_Problem to work on_
Scan the material for the word "content", and copy each line where it shows up.

-=-=-=-=-

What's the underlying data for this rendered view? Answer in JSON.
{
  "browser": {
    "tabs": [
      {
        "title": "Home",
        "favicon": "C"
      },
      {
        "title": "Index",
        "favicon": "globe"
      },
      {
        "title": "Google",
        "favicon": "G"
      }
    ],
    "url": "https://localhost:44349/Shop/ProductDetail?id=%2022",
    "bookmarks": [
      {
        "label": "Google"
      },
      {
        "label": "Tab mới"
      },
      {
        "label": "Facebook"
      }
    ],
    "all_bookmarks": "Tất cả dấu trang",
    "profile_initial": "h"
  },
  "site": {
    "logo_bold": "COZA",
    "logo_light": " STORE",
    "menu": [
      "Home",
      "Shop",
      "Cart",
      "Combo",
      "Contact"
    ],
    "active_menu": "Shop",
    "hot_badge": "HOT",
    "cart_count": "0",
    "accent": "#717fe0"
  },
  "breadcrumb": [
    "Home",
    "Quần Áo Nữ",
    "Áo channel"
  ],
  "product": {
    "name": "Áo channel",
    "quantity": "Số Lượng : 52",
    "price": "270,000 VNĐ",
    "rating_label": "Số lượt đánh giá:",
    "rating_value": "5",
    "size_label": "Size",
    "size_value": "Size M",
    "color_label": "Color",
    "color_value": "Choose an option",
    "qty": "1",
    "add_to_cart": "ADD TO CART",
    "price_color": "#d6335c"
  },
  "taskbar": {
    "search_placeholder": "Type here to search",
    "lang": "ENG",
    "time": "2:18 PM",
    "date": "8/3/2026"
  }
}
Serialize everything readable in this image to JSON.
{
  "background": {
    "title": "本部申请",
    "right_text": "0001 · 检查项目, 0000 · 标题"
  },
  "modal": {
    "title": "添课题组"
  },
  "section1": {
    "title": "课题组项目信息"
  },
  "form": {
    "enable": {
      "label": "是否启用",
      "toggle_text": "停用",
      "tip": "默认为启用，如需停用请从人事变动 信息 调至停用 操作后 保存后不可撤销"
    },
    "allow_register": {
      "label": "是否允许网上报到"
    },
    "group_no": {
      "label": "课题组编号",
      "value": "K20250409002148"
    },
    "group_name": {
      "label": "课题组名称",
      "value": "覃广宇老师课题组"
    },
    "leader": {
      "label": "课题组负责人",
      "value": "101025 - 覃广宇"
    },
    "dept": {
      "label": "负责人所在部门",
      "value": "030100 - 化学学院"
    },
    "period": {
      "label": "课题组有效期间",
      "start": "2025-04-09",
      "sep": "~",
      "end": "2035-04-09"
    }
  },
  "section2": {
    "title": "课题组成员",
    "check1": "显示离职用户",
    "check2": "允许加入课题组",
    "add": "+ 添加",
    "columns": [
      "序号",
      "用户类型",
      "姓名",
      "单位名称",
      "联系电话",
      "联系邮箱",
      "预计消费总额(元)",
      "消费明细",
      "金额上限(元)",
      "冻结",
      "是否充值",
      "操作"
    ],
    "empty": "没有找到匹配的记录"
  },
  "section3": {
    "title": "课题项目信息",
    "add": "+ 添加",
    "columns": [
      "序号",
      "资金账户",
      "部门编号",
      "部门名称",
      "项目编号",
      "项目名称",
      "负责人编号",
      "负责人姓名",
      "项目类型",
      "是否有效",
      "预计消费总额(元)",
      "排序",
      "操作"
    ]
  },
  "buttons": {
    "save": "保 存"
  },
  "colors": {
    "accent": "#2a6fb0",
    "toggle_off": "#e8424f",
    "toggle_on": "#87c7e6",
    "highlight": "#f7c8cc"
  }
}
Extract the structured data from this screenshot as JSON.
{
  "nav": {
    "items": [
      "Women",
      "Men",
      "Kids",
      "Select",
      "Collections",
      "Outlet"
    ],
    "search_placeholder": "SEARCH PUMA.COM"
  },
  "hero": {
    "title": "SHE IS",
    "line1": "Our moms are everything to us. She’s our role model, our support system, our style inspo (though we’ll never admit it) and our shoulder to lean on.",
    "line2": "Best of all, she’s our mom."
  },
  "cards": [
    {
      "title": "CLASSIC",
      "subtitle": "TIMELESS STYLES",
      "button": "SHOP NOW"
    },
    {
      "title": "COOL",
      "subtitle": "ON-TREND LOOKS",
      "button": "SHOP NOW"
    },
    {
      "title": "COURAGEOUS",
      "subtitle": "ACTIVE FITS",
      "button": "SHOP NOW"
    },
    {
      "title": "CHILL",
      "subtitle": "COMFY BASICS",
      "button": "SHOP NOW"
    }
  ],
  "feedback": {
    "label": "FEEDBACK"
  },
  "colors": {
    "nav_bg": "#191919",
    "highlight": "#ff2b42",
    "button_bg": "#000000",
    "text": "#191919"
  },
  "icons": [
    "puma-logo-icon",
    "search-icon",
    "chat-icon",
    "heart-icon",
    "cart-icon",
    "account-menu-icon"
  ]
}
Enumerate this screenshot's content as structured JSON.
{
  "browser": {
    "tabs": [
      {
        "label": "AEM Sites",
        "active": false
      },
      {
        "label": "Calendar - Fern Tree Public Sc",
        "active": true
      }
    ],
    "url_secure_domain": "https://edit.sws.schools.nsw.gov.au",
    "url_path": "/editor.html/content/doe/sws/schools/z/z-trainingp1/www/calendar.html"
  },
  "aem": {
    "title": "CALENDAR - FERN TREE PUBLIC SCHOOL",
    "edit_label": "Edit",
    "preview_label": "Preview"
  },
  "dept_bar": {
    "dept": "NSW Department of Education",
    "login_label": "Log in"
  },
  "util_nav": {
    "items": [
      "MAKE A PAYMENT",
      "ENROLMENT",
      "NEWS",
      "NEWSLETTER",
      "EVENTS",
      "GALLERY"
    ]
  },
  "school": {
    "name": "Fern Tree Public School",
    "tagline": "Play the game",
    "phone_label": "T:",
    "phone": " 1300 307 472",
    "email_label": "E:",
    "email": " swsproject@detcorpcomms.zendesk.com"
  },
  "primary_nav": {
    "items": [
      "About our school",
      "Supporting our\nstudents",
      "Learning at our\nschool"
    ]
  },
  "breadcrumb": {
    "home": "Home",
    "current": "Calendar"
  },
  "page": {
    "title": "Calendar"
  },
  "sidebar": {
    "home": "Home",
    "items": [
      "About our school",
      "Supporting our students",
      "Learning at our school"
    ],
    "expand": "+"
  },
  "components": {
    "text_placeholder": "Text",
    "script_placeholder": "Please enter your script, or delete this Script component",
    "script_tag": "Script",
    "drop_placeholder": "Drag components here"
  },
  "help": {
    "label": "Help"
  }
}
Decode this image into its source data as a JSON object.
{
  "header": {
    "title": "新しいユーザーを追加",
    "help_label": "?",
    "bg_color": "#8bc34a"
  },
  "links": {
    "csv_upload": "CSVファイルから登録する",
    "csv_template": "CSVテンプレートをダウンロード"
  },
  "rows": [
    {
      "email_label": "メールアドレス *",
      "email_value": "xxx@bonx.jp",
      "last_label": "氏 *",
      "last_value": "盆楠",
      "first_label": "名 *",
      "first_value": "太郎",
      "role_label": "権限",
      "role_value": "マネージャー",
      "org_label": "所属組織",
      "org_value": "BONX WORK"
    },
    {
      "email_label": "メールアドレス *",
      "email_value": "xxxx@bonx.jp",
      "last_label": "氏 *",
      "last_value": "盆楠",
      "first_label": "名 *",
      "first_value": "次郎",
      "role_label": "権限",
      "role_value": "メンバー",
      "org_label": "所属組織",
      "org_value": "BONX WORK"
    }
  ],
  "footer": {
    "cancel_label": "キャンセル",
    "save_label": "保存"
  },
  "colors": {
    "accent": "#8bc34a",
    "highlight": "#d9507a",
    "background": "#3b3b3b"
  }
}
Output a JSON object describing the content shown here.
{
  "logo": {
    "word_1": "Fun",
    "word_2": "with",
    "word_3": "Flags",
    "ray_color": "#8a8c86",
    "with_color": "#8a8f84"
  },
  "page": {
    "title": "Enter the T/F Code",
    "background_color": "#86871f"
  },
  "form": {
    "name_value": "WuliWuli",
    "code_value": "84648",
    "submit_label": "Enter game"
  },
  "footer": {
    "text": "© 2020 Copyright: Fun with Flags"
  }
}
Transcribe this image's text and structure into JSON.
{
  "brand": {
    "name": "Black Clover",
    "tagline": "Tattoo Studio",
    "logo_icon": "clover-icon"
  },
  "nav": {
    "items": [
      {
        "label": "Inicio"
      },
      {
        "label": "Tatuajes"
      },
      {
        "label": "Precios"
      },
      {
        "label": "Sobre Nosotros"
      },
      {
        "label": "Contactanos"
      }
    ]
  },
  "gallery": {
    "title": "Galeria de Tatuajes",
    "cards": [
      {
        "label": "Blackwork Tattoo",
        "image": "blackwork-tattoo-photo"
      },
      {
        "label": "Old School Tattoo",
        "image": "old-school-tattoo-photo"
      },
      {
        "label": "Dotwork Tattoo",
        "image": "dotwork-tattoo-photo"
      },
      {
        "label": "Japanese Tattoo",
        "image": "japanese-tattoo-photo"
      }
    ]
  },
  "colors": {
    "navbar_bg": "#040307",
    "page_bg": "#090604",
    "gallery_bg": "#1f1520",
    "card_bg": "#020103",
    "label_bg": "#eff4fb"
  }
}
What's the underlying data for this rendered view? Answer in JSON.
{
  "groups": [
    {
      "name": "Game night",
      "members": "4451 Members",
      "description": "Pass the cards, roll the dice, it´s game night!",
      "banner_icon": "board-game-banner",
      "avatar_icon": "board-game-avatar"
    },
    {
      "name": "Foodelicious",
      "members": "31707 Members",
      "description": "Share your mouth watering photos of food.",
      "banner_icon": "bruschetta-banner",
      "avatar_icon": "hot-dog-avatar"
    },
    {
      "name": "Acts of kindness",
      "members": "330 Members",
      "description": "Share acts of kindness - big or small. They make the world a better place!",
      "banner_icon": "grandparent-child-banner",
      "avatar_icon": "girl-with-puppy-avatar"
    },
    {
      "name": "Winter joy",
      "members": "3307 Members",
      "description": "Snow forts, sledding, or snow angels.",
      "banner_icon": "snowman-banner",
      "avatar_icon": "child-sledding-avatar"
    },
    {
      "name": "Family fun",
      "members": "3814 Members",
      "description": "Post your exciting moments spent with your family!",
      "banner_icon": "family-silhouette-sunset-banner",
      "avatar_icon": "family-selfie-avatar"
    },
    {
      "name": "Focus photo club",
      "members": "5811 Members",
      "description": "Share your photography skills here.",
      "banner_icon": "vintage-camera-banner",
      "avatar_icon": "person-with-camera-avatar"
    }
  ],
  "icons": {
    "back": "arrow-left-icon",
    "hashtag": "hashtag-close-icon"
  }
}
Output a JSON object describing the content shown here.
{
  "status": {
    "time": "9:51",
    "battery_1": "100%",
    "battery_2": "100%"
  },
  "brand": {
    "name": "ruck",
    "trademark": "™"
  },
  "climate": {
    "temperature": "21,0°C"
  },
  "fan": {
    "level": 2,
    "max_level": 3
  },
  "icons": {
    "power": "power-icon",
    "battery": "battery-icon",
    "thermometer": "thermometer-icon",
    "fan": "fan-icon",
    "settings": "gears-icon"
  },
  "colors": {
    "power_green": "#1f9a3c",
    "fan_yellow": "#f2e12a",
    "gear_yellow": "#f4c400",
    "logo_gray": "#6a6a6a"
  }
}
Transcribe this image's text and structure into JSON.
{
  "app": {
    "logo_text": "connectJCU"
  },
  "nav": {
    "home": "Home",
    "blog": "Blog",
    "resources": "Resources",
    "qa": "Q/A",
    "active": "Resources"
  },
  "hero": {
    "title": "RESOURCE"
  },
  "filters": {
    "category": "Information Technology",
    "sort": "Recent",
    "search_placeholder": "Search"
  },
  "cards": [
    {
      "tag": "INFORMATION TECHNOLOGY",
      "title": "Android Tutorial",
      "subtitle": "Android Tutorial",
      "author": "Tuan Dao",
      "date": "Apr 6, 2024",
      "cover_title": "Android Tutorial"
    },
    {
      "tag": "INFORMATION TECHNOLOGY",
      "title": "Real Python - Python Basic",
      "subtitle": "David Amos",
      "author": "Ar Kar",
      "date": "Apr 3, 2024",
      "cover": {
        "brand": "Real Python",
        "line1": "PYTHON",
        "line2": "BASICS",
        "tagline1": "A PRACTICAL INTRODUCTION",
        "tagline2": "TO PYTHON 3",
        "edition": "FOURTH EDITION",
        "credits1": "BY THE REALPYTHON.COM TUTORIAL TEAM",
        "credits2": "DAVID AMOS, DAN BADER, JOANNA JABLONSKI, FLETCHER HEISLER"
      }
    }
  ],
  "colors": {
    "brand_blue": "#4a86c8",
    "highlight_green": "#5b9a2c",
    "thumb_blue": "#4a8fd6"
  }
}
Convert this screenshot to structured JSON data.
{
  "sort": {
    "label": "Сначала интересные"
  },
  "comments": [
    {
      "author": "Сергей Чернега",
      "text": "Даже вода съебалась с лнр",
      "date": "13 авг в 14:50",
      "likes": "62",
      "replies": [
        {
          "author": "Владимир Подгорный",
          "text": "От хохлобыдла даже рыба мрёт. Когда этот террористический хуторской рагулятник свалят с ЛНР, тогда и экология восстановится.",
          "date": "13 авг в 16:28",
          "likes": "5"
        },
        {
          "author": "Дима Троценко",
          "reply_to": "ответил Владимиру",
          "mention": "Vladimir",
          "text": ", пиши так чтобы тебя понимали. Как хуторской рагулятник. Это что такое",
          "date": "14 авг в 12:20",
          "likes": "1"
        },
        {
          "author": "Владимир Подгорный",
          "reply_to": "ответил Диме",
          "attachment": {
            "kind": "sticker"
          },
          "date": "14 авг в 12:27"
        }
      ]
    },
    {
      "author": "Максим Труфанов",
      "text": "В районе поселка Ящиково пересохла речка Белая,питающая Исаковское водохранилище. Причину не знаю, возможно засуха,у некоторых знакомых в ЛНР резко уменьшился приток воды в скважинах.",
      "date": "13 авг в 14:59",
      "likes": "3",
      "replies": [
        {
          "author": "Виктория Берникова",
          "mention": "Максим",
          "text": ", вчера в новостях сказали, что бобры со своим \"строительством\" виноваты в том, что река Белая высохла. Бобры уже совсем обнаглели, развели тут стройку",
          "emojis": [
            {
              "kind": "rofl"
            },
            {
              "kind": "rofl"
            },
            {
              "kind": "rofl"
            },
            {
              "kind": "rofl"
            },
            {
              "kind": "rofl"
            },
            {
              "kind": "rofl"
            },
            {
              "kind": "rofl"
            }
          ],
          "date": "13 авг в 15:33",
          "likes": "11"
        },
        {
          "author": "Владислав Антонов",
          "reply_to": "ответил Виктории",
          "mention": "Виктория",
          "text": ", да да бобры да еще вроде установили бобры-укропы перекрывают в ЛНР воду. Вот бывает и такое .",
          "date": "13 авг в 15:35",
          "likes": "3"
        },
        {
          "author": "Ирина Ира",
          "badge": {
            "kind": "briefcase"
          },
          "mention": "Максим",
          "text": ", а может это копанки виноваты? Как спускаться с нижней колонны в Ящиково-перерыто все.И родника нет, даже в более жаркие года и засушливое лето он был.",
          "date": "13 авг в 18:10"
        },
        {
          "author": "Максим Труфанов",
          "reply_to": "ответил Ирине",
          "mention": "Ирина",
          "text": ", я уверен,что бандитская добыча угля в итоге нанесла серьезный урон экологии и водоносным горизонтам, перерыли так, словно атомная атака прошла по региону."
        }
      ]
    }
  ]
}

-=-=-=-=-

_Result_
Enumerate this screenshot's content as structured JSON.
    "url_path": "/editor.html/content/doe/sws/schools/z/z-trainingp1/www/calendar.html"
Output a JSON object describing the content shown here.
Output a JSON object describing the content shown here.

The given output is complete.